Focusing on crimes against workers/employees, and the environment and financial crimes, About Canada: Corporate Crime traces the ways that particular systems of government — from nineteenth-century crony capitalism to neoliberalism and globalized capitalism — develop policies regarding the socially harmful and illegal behaviour of corporations. This book shows why governments are reluctant to pass, enforce and administer meaningful regulation of corporations: institutions and actors with the power to put thousands of potential voters out of work, generate negative commentaries from highly respected experts, and produce critical editorials from 80 percent of Canadian media (owned and controlled, let us remember, by many of these same corporations).
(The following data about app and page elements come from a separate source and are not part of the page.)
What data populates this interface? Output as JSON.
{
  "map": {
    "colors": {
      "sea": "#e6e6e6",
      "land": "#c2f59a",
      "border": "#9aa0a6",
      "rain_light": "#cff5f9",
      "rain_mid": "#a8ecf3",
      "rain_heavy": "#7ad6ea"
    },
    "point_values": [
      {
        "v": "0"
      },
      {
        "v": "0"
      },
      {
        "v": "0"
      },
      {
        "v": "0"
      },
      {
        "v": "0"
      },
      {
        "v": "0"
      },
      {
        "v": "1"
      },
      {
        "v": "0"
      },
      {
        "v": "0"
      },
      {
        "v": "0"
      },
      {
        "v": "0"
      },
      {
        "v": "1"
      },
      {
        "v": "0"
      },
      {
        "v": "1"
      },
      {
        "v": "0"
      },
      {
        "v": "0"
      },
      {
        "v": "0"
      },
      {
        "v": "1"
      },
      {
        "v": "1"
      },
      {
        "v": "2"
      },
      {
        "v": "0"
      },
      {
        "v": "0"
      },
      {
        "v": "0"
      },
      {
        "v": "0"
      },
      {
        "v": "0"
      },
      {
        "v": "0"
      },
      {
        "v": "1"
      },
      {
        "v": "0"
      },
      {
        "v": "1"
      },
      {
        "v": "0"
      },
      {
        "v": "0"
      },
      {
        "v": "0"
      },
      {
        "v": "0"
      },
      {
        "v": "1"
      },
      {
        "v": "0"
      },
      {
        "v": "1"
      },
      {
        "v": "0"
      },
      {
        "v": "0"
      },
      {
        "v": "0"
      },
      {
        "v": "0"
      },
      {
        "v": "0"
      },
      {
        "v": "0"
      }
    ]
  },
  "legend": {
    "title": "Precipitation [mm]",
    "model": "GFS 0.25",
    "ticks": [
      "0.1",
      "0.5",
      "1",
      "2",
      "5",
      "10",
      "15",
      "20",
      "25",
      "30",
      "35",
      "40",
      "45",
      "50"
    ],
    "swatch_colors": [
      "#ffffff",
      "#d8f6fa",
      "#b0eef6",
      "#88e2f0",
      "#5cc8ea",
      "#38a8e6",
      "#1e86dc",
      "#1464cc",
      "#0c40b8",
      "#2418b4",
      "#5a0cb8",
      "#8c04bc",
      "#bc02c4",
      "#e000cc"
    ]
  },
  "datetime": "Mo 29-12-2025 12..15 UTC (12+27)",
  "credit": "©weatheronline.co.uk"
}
Assessing the present state and future prospects of corporate crime, this book asks: How did we get here? What do we know about corporate crime? Why does it matter? and What are the main issues/developments today? In the end, it asks the most important question of all: How can political and economic systems be changed to prevent, or at the very least mitigate, the tremendous damage corporate activities are inflicting on human lives, health, jobs, communities and economies?